BEGIN

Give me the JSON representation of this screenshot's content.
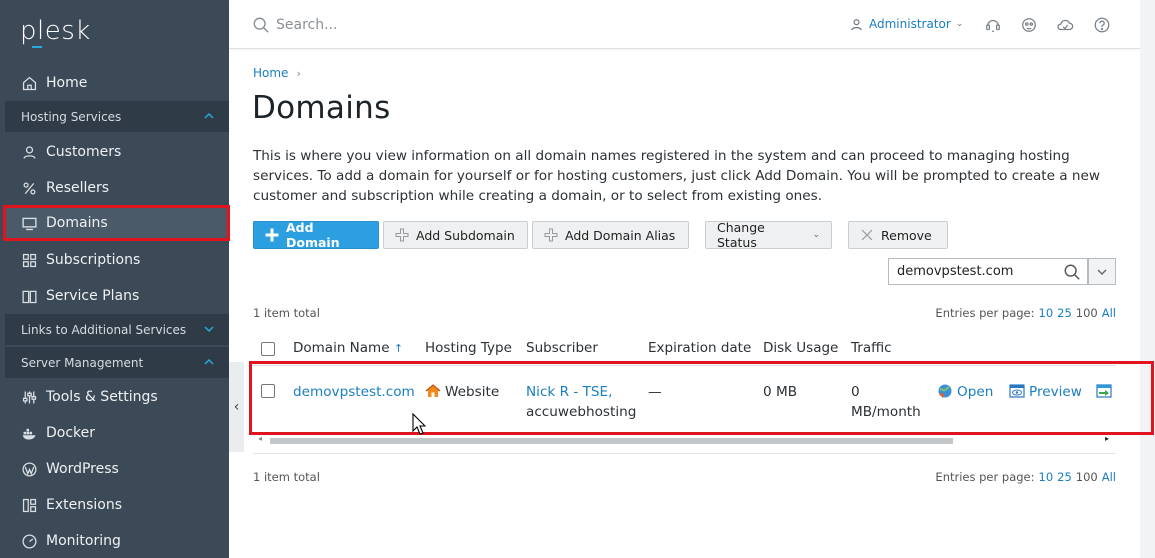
{
  "sidebar": {
    "logo": "plesk",
    "items_top": [
      {
        "label": "Home",
        "icon": "home-icon"
      }
    ],
    "hosting_services": {
      "label": "Hosting Services",
      "items": [
        {
          "label": "Customers",
          "icon": "user-icon"
        },
        {
          "label": "Resellers",
          "icon": "percent-icon"
        },
        {
          "label": "Domains",
          "icon": "monitor-icon"
        },
        {
          "label": "Subscriptions",
          "icon": "grid-icon"
        },
        {
          "label": "Service Plans",
          "icon": "book-icon"
        }
      ]
    },
    "links_additional": {
      "label": "Links to Additional Services"
    },
    "server_management": {
      "label": "Server Management",
      "items": [
        {
          "label": "Tools & Settings",
          "icon": "sliders-icon"
        },
        {
          "label": "Docker",
          "icon": "docker-icon"
        },
        {
          "label": "WordPress",
          "icon": "wordpress-icon"
        },
        {
          "label": "Extensions",
          "icon": "extensions-icon"
        },
        {
          "label": "Monitoring",
          "icon": "monitoring-icon"
        }
      ]
    }
  },
  "header": {
    "search_placeholder": "Search...",
    "user": "Administrator"
  },
  "breadcrumb": {
    "home": "Home"
  },
  "page": {
    "title": "Domains",
    "intro": "This is where you view information on all domain names registered in the system and can proceed to managing hosting services. To add a domain for yourself or for hosting customers, just click Add Domain. You will be prompted to create a new customer and subscription while creating a domain, or to select from existing ones."
  },
  "toolbar": {
    "add_domain": "Add Domain",
    "add_subdomain": "Add Subdomain",
    "add_domain_alias": "Add Domain Alias",
    "change_status": "Change Status",
    "remove": "Remove"
  },
  "filter": {
    "value": "demovpstest.com"
  },
  "list": {
    "items_total": "1 item total",
    "entries_label": "Entries per page:",
    "entries_options": [
      "10",
      "25",
      "100",
      "All"
    ],
    "entries_current": "100",
    "columns": [
      "Domain Name",
      "Hosting Type",
      "Subscriber",
      "Expiration date",
      "Disk Usage",
      "Traffic"
    ],
    "sort_indicator": "↑",
    "rows": [
      {
        "domain": "demovpstest.com",
        "hosting_type": "Website",
        "subscriber_name": "Nick R - TSE,",
        "subscriber_company": "accuwebhosting",
        "expiration": "—",
        "disk_usage": "0 MB",
        "traffic_line1": "0",
        "traffic_line2": "MB/month",
        "action_open": "Open",
        "action_preview": "Preview"
      }
    ]
  },
  "colors": {
    "sidebar_bg": "#3c4a57",
    "accent": "#2c9fe0",
    "link": "#1a7ec2",
    "highlight": "#e0141e"
  }
}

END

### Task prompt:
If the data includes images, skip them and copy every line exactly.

### Solution to the exercise:
Give me the JSON representation of this screenshot's content.
{
  "sidebar": {
    "logo": "plesk",
    "items_top": [
      {
        "label": "Home",
        "icon": "home-icon"
      }
    ],
    "hosting_services": {
      "label": "Hosting Services",
      "items": [
        {
          "label": "Customers",
          "icon": "user-icon"
        },
        {
          "label": "Resellers",
          "icon": "percent-icon"
        },
        {
          "label": "Domains",
          "icon": "monitor-icon"
        },
        {
          "label": "Subscriptions",
          "icon": "grid-icon"
        },
        {
          "label": "Service Plans",
          "icon": "book-icon"
        }
      ]
    },
    "links_additional": {
      "label": "Links to Additional Services"
    },
    "server_management": {
      "label": "Server Management",
      "items": [
        {
          "label": "Tools & Settings",
          "icon": "sliders-icon"
        },
        {
          "label": "Docker",
          "icon": "docker-icon"
        },
        {
          "label": "WordPress",
          "icon": "wordpress-icon"
        },
        {
          "label": "Extensions",
          "icon": "extensions-icon"
        },
        {
          "label": "Monitoring",
          "icon": "monitoring-icon"
        }
      ]
    }
  },
  "header": {
    "search_placeholder": "Search...",
    "user": "Administrator"
  },
  "breadcrumb": {
    "home": "Home"
  },
  "page": {
    "title": "Domains",
    "intro": "This is where you view information on all domain names registered in the system and can proceed to managing hosting services. To add a domain for yourself or for hosting customers, just click Add Domain. You will be prompted to create a new customer and subscription while creating a domain, or to select from existing ones."
  },
  "toolbar": {
    "add_domain": "Add Domain",
    "add_subdomain": "Add Subdomain",
    "add_domain_alias": "Add Domain Alias",
    "change_status": "Change Status",
    "remove": "Remove"
  },
  "filter": {
    "value": "demovpstest.com"
  },
  "list": {
    "items_total": "1 item total",
    "entries_label": "Entries per page:",
    "entries_options": [
      "10",
      "25",
      "100",
      "All"
    ],
    "entries_current": "100",
    "columns": [
      "Domain Name",
      "Hosting Type",
      "Subscriber",
      "Expiration date",
      "Disk Usage",
      "Traffic"
    ],
    "sort_indicator": "↑",
    "rows": [
      {
        "domain": "demovpstest.com",
        "hosting_type": "Website",
        "subscriber_name": "Nick R - TSE,",
        "subscriber_company": "accuwebhosting",
        "expiration": "—",
        "disk_usage": "0 MB",
        "traffic_line1": "0",
        "traffic_line2": "MB/month",
        "action_open": "Open",
        "action_preview": "Preview"
      }
    ]
  },
  "colors": {
    "sidebar_bg": "#3c4a57",
    "accent": "#2c9fe0",
    "link": "#1a7ec2",
    "highlight": "#e0141e"
  }
}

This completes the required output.